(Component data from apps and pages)
--------------------

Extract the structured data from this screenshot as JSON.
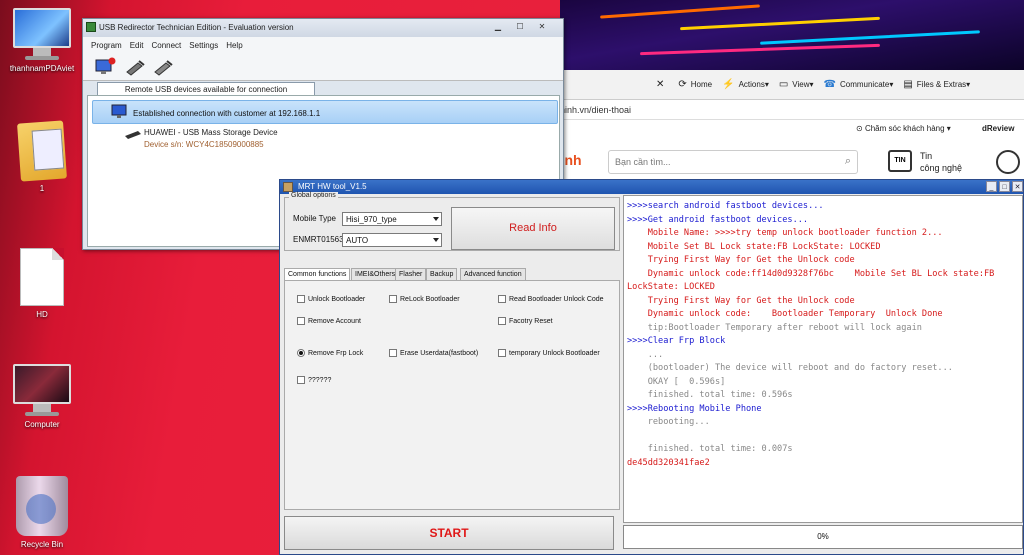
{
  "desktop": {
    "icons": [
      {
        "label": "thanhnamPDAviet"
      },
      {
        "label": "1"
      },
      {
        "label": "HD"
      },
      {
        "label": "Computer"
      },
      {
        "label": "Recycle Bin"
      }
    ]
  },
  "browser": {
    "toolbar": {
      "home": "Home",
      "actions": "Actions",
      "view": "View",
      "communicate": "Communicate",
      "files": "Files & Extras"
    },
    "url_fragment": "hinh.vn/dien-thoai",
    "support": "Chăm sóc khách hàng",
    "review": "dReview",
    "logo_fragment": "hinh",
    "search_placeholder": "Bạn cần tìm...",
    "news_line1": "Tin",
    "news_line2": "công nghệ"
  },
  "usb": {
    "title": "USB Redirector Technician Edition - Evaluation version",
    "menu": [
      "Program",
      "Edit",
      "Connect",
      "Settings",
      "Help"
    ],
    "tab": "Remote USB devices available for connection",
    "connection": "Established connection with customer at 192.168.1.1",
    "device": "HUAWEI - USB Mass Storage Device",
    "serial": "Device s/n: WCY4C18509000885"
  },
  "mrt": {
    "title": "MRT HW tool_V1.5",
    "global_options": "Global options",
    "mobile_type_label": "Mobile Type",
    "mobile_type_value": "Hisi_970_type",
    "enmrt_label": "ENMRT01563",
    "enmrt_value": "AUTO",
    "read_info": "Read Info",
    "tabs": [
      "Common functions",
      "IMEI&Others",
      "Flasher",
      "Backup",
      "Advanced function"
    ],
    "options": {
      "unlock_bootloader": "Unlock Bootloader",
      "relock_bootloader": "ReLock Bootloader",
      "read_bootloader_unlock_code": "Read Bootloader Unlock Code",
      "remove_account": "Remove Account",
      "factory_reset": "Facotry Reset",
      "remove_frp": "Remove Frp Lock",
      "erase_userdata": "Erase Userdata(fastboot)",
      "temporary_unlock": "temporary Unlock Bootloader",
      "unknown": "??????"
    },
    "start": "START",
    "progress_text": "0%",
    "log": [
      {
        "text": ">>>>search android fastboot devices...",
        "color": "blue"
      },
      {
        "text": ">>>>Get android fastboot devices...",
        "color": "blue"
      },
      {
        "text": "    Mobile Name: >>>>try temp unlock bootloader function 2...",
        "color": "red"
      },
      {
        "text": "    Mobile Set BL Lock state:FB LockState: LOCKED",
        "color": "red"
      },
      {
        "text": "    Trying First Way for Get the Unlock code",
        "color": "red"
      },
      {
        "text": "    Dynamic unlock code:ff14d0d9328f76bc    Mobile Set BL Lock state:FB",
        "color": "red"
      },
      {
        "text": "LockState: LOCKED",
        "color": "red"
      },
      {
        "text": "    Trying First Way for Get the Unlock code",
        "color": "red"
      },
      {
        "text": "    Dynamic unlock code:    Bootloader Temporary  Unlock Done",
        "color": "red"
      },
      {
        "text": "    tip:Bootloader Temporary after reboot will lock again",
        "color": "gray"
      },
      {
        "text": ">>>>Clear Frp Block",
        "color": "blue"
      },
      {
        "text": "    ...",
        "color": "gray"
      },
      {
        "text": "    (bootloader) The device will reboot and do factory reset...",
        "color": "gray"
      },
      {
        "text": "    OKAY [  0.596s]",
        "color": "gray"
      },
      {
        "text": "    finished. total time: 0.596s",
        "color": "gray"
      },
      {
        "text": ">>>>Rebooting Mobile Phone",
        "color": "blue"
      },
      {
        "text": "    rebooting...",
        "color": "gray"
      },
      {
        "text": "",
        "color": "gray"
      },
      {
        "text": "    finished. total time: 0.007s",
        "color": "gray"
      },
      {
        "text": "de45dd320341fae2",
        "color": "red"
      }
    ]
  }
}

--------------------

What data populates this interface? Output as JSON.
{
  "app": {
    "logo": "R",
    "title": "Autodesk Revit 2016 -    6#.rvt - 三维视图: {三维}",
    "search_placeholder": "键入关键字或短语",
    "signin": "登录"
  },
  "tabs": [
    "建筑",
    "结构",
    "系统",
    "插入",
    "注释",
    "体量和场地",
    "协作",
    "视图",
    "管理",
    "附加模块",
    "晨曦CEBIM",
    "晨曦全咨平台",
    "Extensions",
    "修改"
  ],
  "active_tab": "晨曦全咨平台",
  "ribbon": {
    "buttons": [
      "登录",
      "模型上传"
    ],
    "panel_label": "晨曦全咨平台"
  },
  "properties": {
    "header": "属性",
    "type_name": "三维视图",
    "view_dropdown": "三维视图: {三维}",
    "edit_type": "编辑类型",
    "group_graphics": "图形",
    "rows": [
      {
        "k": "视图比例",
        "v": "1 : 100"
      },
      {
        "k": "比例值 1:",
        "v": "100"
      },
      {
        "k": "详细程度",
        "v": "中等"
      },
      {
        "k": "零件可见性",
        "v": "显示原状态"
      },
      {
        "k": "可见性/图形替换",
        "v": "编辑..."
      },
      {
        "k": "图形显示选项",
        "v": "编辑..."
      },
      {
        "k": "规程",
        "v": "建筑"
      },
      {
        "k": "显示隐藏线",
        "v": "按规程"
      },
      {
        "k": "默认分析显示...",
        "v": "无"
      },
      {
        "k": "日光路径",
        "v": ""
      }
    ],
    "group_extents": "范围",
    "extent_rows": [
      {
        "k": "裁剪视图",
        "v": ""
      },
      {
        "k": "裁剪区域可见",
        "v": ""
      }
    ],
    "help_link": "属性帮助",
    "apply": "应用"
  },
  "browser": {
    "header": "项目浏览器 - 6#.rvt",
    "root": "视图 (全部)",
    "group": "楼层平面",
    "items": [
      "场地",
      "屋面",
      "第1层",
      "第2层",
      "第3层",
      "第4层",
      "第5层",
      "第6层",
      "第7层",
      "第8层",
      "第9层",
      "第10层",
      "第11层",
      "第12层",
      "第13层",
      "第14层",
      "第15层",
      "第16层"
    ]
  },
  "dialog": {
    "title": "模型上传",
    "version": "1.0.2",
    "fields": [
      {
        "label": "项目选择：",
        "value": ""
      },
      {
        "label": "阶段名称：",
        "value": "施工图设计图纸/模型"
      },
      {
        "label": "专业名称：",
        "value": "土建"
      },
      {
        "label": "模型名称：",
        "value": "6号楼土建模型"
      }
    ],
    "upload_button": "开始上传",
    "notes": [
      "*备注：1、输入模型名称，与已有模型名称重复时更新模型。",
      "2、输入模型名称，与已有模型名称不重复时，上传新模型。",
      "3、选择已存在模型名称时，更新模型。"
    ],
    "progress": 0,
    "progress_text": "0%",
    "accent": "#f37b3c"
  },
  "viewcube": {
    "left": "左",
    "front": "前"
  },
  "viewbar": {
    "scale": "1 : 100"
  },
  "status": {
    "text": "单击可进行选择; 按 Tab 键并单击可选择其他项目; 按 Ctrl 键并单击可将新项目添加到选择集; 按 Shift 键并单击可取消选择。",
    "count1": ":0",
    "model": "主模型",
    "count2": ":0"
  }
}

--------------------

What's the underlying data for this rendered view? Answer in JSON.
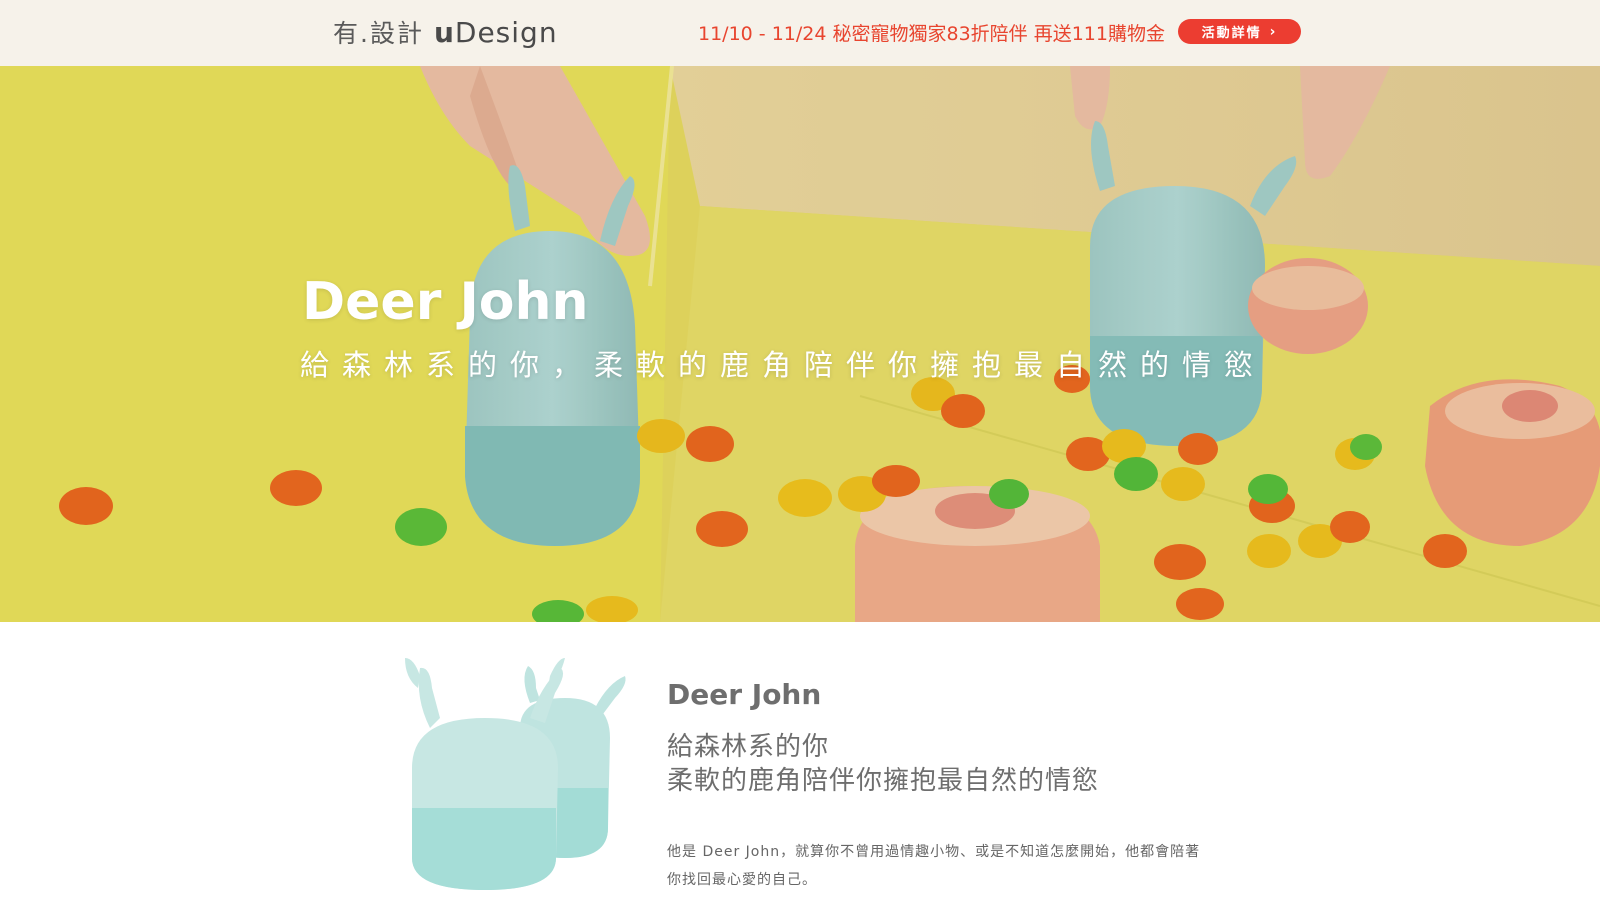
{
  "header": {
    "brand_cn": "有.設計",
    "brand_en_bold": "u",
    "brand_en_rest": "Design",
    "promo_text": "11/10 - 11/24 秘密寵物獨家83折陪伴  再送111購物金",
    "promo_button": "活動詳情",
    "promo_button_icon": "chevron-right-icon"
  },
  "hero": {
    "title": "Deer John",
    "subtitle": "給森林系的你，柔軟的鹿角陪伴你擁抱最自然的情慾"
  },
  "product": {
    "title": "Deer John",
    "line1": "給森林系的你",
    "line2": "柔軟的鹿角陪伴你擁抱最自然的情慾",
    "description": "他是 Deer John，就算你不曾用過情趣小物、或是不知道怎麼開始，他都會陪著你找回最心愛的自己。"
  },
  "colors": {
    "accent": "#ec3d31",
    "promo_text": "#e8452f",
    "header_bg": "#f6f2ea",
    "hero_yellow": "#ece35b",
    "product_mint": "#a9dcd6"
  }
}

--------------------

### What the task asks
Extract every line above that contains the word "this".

### Exercise solution
Extract the structured data from this screenshot as JSON.
What data populates this interface? Output as JSON.
What's the underlying data for this rendered view? Answer in JSON.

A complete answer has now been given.